%%

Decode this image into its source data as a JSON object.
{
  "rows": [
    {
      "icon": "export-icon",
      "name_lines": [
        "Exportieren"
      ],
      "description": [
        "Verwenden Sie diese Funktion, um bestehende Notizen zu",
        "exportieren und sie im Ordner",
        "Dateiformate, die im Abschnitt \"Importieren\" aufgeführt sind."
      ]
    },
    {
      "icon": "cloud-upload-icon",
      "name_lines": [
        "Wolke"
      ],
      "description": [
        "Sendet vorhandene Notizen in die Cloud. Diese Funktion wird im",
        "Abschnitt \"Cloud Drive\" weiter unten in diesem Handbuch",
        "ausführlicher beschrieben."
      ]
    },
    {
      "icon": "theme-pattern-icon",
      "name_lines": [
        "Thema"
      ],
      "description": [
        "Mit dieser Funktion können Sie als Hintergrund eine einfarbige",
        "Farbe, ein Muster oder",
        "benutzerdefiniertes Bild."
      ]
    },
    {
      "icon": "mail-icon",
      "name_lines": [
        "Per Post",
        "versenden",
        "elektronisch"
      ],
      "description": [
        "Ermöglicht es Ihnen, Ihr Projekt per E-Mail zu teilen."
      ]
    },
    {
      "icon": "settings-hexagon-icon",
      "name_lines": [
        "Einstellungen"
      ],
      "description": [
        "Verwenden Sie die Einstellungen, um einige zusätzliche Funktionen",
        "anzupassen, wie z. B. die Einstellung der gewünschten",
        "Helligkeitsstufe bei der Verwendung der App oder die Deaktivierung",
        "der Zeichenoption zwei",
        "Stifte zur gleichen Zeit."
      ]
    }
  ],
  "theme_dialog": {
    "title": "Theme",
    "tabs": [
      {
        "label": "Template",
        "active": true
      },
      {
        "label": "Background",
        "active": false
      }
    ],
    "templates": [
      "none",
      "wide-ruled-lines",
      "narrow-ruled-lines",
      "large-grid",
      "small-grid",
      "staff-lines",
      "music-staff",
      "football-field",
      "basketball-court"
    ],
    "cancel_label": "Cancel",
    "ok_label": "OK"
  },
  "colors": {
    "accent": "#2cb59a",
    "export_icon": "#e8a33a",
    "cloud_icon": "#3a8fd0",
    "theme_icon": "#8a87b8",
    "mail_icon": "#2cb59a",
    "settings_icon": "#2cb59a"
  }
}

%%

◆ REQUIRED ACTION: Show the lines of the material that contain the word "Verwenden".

◆ RESPONSE FOR THIS EXERCISE:
        "Verwenden Sie diese Funktion, um bestehende Notizen zu",
        "Verwenden Sie die Einstellungen, um einige zusätzliche Funktionen",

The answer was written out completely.